Turkey appears to have closed its ports to Iranian oil, reports indicated on May 21.
That would mean Ankara is fully complying with the US drive to cut Iran’s crude shipments on the world oil market to zero—but the move would fly in the face of rhetoric from the Erdogan administration in which officials said they were not accepting a scenario in which Turkey is deprived of its right to import oil and gas from its neighbour. Iran, of course, has openly said that it is maximising efforts to sell oil on the grey market and the possibility remains that some consignments moving under the radar are making it to Turkey. But Ankara, which would not want to see yet another row with Washington undermine its already brittle capital markets, may, for now at least, be toeing the line.
A Reuters report suggested Turkey has replaced Iranian oil with crude from Iraq, Russia and Kazakhstan since the US announced it would not tolerate any Iranian oil exports from the start of May.
Turkey’s largest oil refiner, Tupras, which consumes almost all of the country’s oil imports, has reportedly used its play book from 2012-2013, when earlier US sanctions on Iran forced it to ramp up supplies from Iraq and Russia, an oil industry executive who requested anonymity told the news agency, adding: “It is the same story...This time they are importing more Kazakh oil though.”
Kazakh import volumes hit a 20-year high in February, he was cited as saying.
‘No tankers arrived’
According to Refinitiv tracking data, no tankers loaded in Iran have arrived at Turkish ports so far this month. In early May, a tanker carrying 130,000 tonnes of Iranian crude was midway across the Mediterranean Sea to Turkey when it changed course and turned off its tracker, Refinitiv oil analyst Ehsan ul-Haq told Reuters. Analysts, referring to satellite imagery, reportedly said it likely unloaded instead at the Syrian port of Banias.
Turkish President Recep Tayyip Erdogan has said the US sanctions regime targeted at Iran is destabilising for the region. After the US “zero” push was announced in late April, Turkey’s foreign minister said it did not seem feasible for his country to diversify its oil and gas supplies to exclude Iran in such a short period of time.
Turkey, the largest economy in the Middle East, is almost completely reliant on imports for its energy needs and the massive energy bill it faces each year stretches its current account deficit. It has also complained to the US that alternative oil to Iranian crude available from Saudi Arabia and the United Arab Emirates (UAE)—two Gulf nations aggressively backing the US sanctions assault on Iran—is more expensive than what Iran is offering.
Prior to May 2018, when the US unilaterally exited the Iran nuclear accord, Turkey imported an average of 912,000 tonnes of oil a month from Iran, or 47% of its total imports.

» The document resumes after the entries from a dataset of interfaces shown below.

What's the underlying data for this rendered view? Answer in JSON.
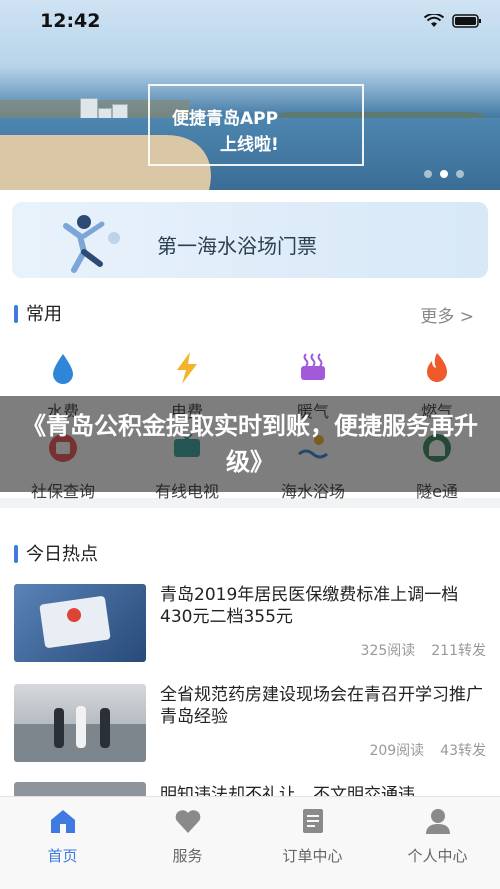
{
  "status_bar": {
    "time": "12:42"
  },
  "banner": {
    "line1": "便捷青岛APP",
    "line2": "上线啦!"
  },
  "promo": {
    "title": "第一海水浴场门票"
  },
  "common": {
    "title": "常用",
    "more": "更多 >",
    "items": [
      {
        "label": "水费",
        "icon": "water-drop-icon"
      },
      {
        "label": "电费",
        "icon": "lightning-icon"
      },
      {
        "label": "暖气",
        "icon": "heater-icon"
      },
      {
        "label": "燃气",
        "icon": "flame-icon"
      },
      {
        "label": "社保查询",
        "icon": "social-security-icon"
      },
      {
        "label": "有线电视",
        "icon": "tv-icon"
      },
      {
        "label": "海水浴场",
        "icon": "beach-icon"
      },
      {
        "label": "隧e通",
        "icon": "tunnel-icon"
      }
    ]
  },
  "overlay": {
    "text": "《青岛公积金提取实时到账，便捷服务再升级》"
  },
  "hot": {
    "title": "今日热点",
    "items": [
      {
        "title": "青岛2019年居民医保缴费标准上调一档430元二档355元",
        "reads": "325阅读",
        "shares": "211转发"
      },
      {
        "title": "全省规范药房建设现场会在青召开学习推广青岛经验",
        "reads": "209阅读",
        "shares": "43转发"
      },
      {
        "title": "明知违法却不礼让，不文明交通违",
        "reads": "",
        "shares": ""
      }
    ]
  },
  "tabbar": {
    "items": [
      {
        "label": "首页",
        "icon": "home-icon"
      },
      {
        "label": "服务",
        "icon": "heart-icon"
      },
      {
        "label": "订单中心",
        "icon": "order-icon"
      },
      {
        "label": "个人中心",
        "icon": "person-icon"
      }
    ]
  },
  "colors": {
    "accent": "#3d7be2",
    "water": "#2f86d8",
    "lightning": "#f3b32a",
    "heater": "#a259d9",
    "flame": "#ef5a2a"
  }
}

In the four months since November 2018, when the US imposed sanctions against Iran’s oil, gas and petrochemical industries but granted limited oil waivers that ran until the end of April this year, Turkey imported an average of 209,000 tonnes of Iranian oil, or 12% of its total imports, according to Reuters calculations based on regulatory data.
The latest report from Turkey’s energy watchdog shows Iran supplied 15% of the country’s oil consumption in February, with Iraq accounting for 23%, Russia 20% and Kazakhstan 16%.